> _Work to be completed_: Show each line of the entries below in which the word "icon" appears.

---------- Supplied material

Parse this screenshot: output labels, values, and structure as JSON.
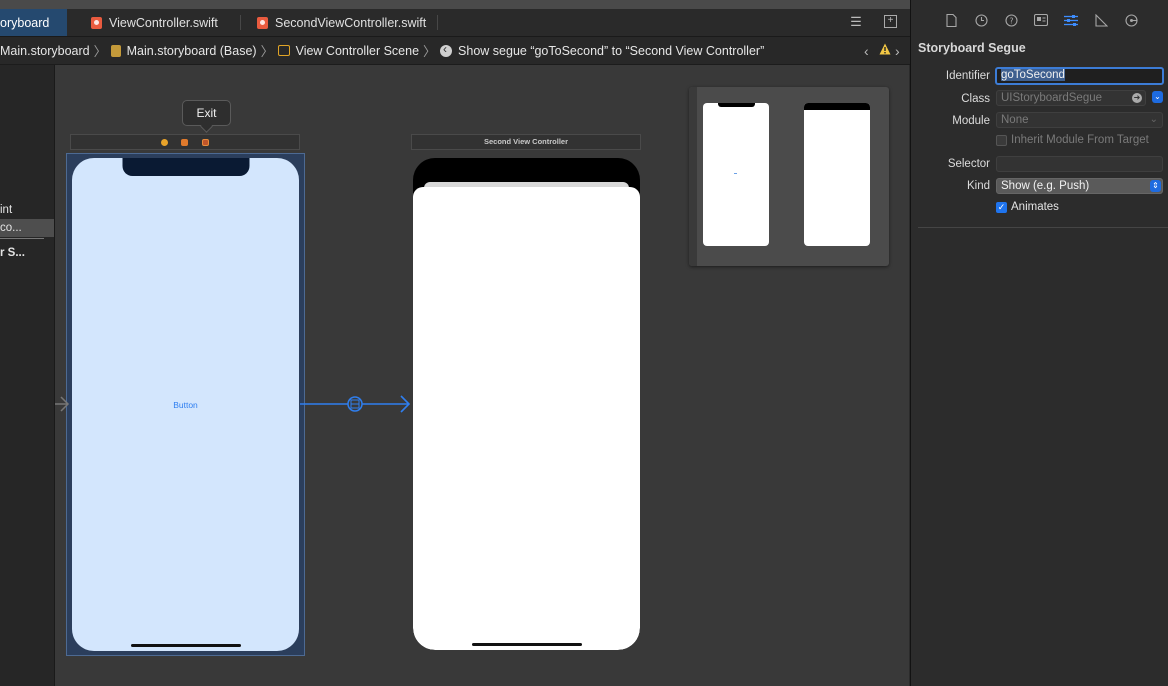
{
  "tabs": [
    {
      "label": "oryboard",
      "active": true
    },
    {
      "label": "ViewController.swift",
      "active": false
    },
    {
      "label": "SecondViewController.swift",
      "active": false
    }
  ],
  "breadcrumbs": [
    {
      "label": "Main.storyboard",
      "icon": "none"
    },
    {
      "label": "Main.storyboard (Base)",
      "icon": "storyboard-file-icon"
    },
    {
      "label": "View Controller Scene",
      "icon": "scene-icon"
    },
    {
      "label": "Show segue “goToSecond” to “Second View Controller”",
      "icon": "segue-icon"
    }
  ],
  "outline": {
    "items": [
      "int",
      "co...",
      "r S..."
    ]
  },
  "canvas": {
    "exit_tooltip": "Exit",
    "button_label": "Button",
    "second_scene_title": "Second View Controller"
  },
  "inspector": {
    "title": "Storyboard Segue",
    "identifier_label": "Identifier",
    "identifier_value": "goToSecond",
    "class_label": "Class",
    "class_placeholder": "UIStoryboardSegue",
    "module_label": "Module",
    "module_placeholder": "None",
    "inherit_label": "Inherit Module From Target",
    "inherit_checked": false,
    "selector_label": "Selector",
    "selector_value": "",
    "kind_label": "Kind",
    "kind_value": "Show (e.g. Push)",
    "animates_label": "Animates",
    "animates_checked": true
  },
  "colors": {
    "accent": "#1f74ee",
    "segue_line": "#2f7ff0",
    "first_view_bg": "#d3e6fd",
    "warning": "#f2c744"
  }
}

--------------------

> _Exercise solution_:
      "icon": "none"
      "icon": "storyboard-file-icon"
      "icon": "scene-icon"
      "icon": "segue-icon"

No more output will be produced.